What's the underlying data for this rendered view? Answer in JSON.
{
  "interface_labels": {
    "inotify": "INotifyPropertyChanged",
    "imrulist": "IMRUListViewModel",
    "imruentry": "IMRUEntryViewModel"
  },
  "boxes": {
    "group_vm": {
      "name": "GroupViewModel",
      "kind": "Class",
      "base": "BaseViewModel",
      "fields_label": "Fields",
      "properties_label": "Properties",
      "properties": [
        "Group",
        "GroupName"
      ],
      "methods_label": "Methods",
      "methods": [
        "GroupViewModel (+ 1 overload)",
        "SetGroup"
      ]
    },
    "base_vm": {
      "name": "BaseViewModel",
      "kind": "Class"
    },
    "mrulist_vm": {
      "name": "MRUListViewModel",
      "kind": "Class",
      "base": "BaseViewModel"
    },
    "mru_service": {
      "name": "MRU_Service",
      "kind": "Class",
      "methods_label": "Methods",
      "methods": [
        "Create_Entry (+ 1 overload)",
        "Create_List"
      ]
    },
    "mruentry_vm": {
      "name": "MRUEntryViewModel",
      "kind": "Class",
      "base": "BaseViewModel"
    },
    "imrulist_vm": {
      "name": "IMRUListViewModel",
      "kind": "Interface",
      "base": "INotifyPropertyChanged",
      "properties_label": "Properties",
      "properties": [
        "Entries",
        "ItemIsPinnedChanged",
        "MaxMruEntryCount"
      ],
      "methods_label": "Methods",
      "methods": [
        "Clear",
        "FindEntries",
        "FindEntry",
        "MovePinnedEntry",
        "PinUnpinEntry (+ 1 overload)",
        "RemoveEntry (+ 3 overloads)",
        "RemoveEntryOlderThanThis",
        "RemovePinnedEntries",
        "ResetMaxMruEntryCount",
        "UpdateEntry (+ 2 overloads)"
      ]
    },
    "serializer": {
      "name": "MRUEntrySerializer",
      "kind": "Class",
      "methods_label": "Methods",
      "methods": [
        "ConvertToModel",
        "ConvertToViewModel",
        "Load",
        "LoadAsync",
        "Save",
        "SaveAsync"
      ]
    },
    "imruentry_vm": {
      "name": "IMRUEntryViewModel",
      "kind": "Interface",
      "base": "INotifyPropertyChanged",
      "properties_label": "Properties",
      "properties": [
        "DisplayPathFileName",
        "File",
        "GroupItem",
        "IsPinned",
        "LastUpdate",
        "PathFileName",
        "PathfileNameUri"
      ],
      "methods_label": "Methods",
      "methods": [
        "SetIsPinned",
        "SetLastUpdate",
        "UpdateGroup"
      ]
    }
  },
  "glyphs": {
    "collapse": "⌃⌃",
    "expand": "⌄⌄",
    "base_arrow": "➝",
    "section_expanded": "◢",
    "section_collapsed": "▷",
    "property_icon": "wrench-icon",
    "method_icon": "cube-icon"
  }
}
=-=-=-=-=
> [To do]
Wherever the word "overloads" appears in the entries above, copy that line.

> [Answer box]
        "RemoveEntry (+ 3 overloads)",
        "UpdateEntry (+ 2 overloads)"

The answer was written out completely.